The World Council of Churches (WCC) executive committee published a statement entitled “Christian witness and action for human dignity and human rights,” in which the governing body confesses “our unfulfilled responsibilities to protect and lift up those whose God-given dignity and worth is not respected.”
The statement acknowledges that the current global context is marked by escalating conflicts, divisions, inequalities, resurgent racism, xenophobic attacks on migrants, antisemitism, violations of the rights of women and other forms of discrimination, threats against human rights defenders, as well as authoritarianism, populist nationalism, and religious and other forms of extremism, that threaten grave peril for the physical security and human dignity and rights of diverse communities and individuals around the world.
“This context sadly recalls the time of the WCC’s foundation, in the aftermath of the Second World War, when impelled by revulsion at the appalling violations of God-given human dignity perpetrated during that conflict the international ecumenical movement committed to and engaged actively with other members of the international community in the development of international legal frameworks for the promotion and protection of human rights, including freedom of religion or belief,” the statement reads. “In recent years the universality of human rights has been increasingly called into question, not least because of obvious double standards in the application of international human rights law.”
Many states instrumentalize these principles for political purposes, the text notes.
“Such misuse of principles that should be of universal application has damaged their credibility in the eyes of many, and weakened them for the essential purposes for which they were intended,” reads the statement. “Differences of opinion about the nature and quality of the relationship between Christian faith principles and the principles reflected in international human rights law have also become increasingly evident during these years, despite the history of close engagement by the WCC in the development and promotion of international human rights law as a framework for accountability for violations of human rights and for the protection of God-given human dignity.”
The statement affirms and underline the necessity of a universal framework of legal accountability for the violation of human dignity and rights.
The statement calls on the WCC global fellowship to “listen to the victims of human rights violations and stand in solidarity with them, upholding them in prayer, lamentation and advocacy,” and to “rediscover the rich biblical narratives that affirm human dignity, justice and the rule of law, for further theological reflection and discernment for responsible action.”

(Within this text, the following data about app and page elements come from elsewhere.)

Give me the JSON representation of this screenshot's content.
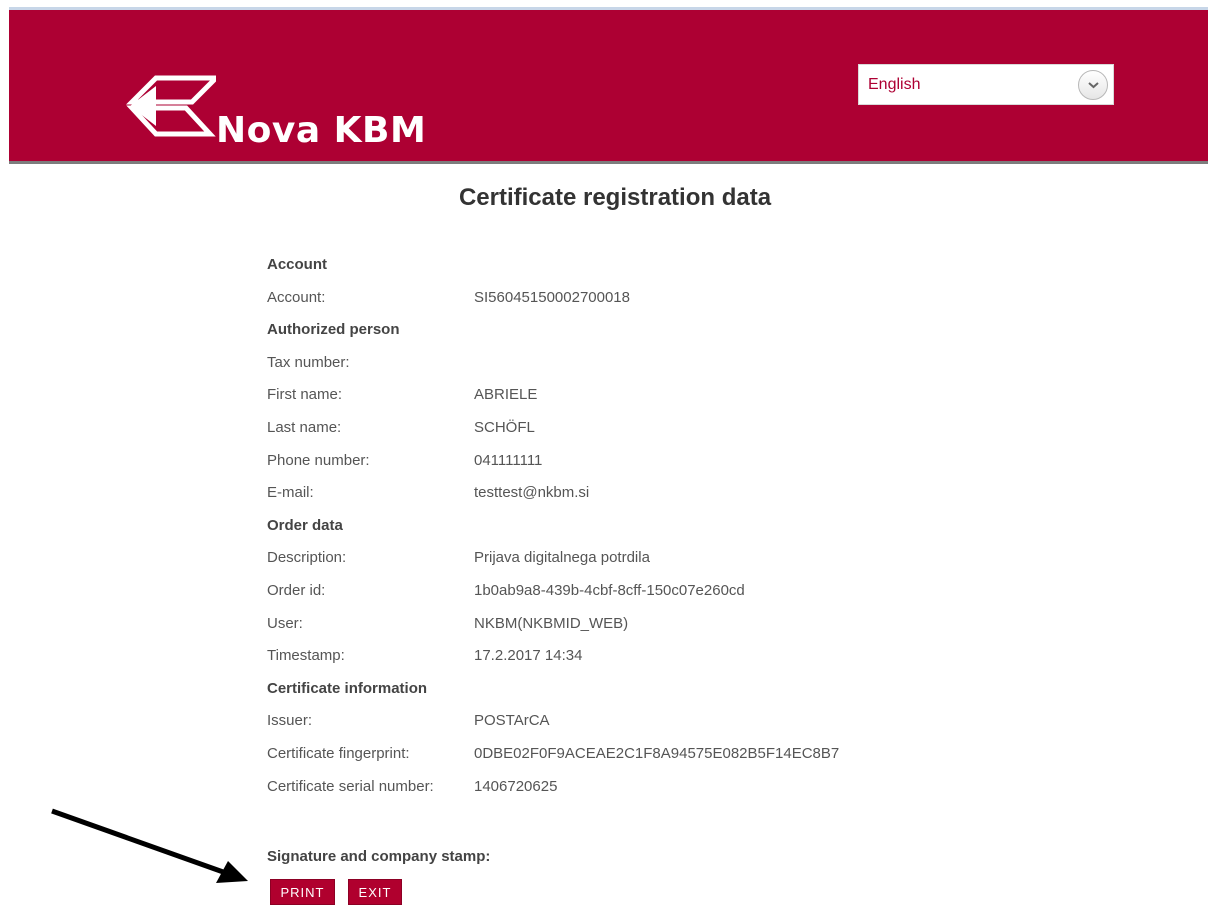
{
  "header": {
    "brand": "Nova KBM",
    "logo_icon": "nkbm-chevron-logo",
    "background_color": "#ad0033"
  },
  "language_select": {
    "selected": "English",
    "icon": "chevron-down-icon"
  },
  "page": {
    "title": "Certificate registration data"
  },
  "sections": {
    "account": {
      "title": "Account",
      "fields": [
        {
          "label": "Account:",
          "value": "SI56045150002700018"
        }
      ]
    },
    "authorized_person": {
      "title": "Authorized person",
      "fields": [
        {
          "label": "Tax number:",
          "value": ""
        },
        {
          "label": "First name:",
          "value": "ABRIELE"
        },
        {
          "label": "Last name:",
          "value": "SCHÖFL"
        },
        {
          "label": "Phone number:",
          "value": "041111111"
        },
        {
          "label": "E-mail:",
          "value": "testtest@nkbm.si"
        }
      ]
    },
    "order_data": {
      "title": "Order data",
      "fields": [
        {
          "label": "Description:",
          "value": "Prijava digitalnega potrdila"
        },
        {
          "label": "Order id:",
          "value": "1b0ab9a8-439b-4cbf-8cff-150c07e260cd"
        },
        {
          "label": "User:",
          "value": "NKBM(NKBMID_WEB)"
        },
        {
          "label": "Timestamp:",
          "value": "17.2.2017 14:34"
        }
      ]
    },
    "certificate_information": {
      "title": "Certificate information",
      "fields": [
        {
          "label": "Issuer:",
          "value": "POSTArCA"
        },
        {
          "label": "Certificate fingerprint:",
          "value": "0DBE02F0F9ACEAE2C1F8A94575E082B5F14EC8B7"
        },
        {
          "label": "Certificate serial number:",
          "value": "1406720625"
        }
      ]
    }
  },
  "signature": {
    "label": "Signature and company stamp:"
  },
  "buttons": {
    "print": "PRINT",
    "exit": "EXIT"
  },
  "annotation": {
    "icon": "arrow-icon"
  }
}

The statement also acknowledges that human dignity is to be understood not in isolation from the integrity of the entire creation. “We affirm that advocating for universal human dignity and rights is part of striving for justice, peace and integrity of creation, a means of reconciliation, and a witness for unity,” the statement reads. “We commit to continuing to engage with the differences in perspective and approach within the ecumenical movement in order to work towards common conclusions and recommendations for churches to recognize and affirm the biblical roots of human dignity as the basis of the modern codification of human rights, and to advocate for human rights and for the rule of law, as an integral part of churches’ life and witness.”
The WCC executive committee, elected during the WCC 11th Assembly, held its first meeting on 7-11 November, focusing on follow up from the assembly, planning for 2023—including the budget and programme plans—and making statements that respond to critical situations affecting the fellowship of WCC member churches.